**WORK INSTRUCTION:**
Starting with the first line, output the data exactly through to the end.

[Records contained in a dataset]
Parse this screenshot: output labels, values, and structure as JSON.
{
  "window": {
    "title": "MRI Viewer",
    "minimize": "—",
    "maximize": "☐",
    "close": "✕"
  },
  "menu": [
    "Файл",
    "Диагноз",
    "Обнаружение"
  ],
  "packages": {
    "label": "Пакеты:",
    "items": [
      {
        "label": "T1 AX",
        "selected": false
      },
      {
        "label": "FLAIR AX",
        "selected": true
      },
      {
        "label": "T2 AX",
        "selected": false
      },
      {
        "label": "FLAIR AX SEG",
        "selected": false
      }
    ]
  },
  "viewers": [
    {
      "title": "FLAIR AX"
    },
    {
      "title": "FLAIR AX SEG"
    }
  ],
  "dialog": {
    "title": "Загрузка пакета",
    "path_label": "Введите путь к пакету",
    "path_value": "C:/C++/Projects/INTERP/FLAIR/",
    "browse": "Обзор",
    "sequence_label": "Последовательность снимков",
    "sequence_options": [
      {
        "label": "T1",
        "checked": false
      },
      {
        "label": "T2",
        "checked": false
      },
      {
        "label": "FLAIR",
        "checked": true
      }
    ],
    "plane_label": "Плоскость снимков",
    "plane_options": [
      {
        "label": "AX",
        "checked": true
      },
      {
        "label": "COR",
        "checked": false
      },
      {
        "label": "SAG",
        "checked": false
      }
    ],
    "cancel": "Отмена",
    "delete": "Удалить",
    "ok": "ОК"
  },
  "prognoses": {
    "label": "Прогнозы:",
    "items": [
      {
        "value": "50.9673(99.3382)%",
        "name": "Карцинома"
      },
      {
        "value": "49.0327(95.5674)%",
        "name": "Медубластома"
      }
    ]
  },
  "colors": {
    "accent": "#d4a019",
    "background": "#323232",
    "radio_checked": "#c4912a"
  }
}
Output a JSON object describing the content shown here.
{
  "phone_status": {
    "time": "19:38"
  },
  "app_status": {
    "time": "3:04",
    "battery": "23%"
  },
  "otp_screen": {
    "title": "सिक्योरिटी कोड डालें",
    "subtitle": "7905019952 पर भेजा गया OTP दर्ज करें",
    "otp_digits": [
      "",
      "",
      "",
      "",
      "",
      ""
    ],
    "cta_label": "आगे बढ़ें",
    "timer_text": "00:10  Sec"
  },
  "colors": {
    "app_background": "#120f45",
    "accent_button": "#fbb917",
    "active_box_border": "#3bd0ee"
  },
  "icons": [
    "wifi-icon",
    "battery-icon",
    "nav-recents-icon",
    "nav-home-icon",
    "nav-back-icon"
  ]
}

**OUTPUT FOR THIS EXERCISE:**
Parse this screenshot: output labels, values, and structure as JSON.
{
  "window": {
    "title": "MRI Viewer",
    "minimize": "—",
    "maximize": "☐",
    "close": "✕"
  },
  "menu": [
    "Файл",
    "Диагноз",
    "Обнаружение"
  ],
  "packages": {
    "label": "Пакеты:",
    "items": [
      {
        "label": "T1 AX",
        "selected": false
      },
      {
        "label": "FLAIR AX",
        "selected": true
      },
      {
        "label": "T2 AX",
        "selected": false
      },
      {
        "label": "FLAIR AX SEG",
        "selected": false
      }
    ]
  },
  "viewers": [
    {
      "title": "FLAIR AX"
    },
    {
      "title": "FLAIR AX SEG"
    }
  ],
  "dialog": {
    "title": "Загрузка пакета",
    "path_label": "Введите путь к пакету",
    "path_value": "C:/C++/Projects/INTERP/FLAIR/",
    "browse": "Обзор",
    "sequence_label": "Последовательность снимков",
    "sequence_options": [
      {
        "label": "T1",
        "checked": false
      },
      {
        "label": "T2",
        "checked": false
      },
      {
        "label": "FLAIR",
        "checked": true
      }
    ],
    "plane_label": "Плоскость снимков",
    "plane_options": [
      {
        "label": "AX",
        "checked": true
      },
      {
        "label": "COR",
        "checked": false
      },
      {
        "label": "SAG",
        "checked": false
      }
    ],
    "cancel": "Отмена",
    "delete": "Удалить",
    "ok": "ОК"
  },
  "prognoses": {
    "label": "Прогнозы:",
    "items": [
      {
        "value": "50.9673(99.3382)%",
        "name": "Карцинома"
      },
      {
        "value": "49.0327(95.5674)%",
        "name": "Медубластома"
      }
    ]
  },
  "colors": {
    "accent": "#d4a019",
    "background": "#323232",
    "radio_checked": "#c4912a"
  }
}
Output a JSON object describing the content shown here.
{
  "phone_status": {
    "time": "19:38"
  },
  "app_status": {
    "time": "3:04",
    "battery": "23%"
  },
  "otp_screen": {
    "title": "सिक्योरिटी कोड डालें",
    "subtitle": "7905019952 पर भेजा गया OTP दर्ज करें",
    "otp_digits": [
      "",
      "",
      "",
      "",
      "",
      ""
    ],
    "cta_label": "आगे बढ़ें",
    "timer_text": "00:10  Sec"
  },
  "colors": {
    "app_background": "#120f45",
    "accent_button": "#fbb917",
    "active_box_border": "#3bd0ee"
  },
  "icons": [
    "wifi-icon",
    "battery-icon",
    "nav-recents-icon",
    "nav-home-icon",
    "nav-back-icon"
  ]
}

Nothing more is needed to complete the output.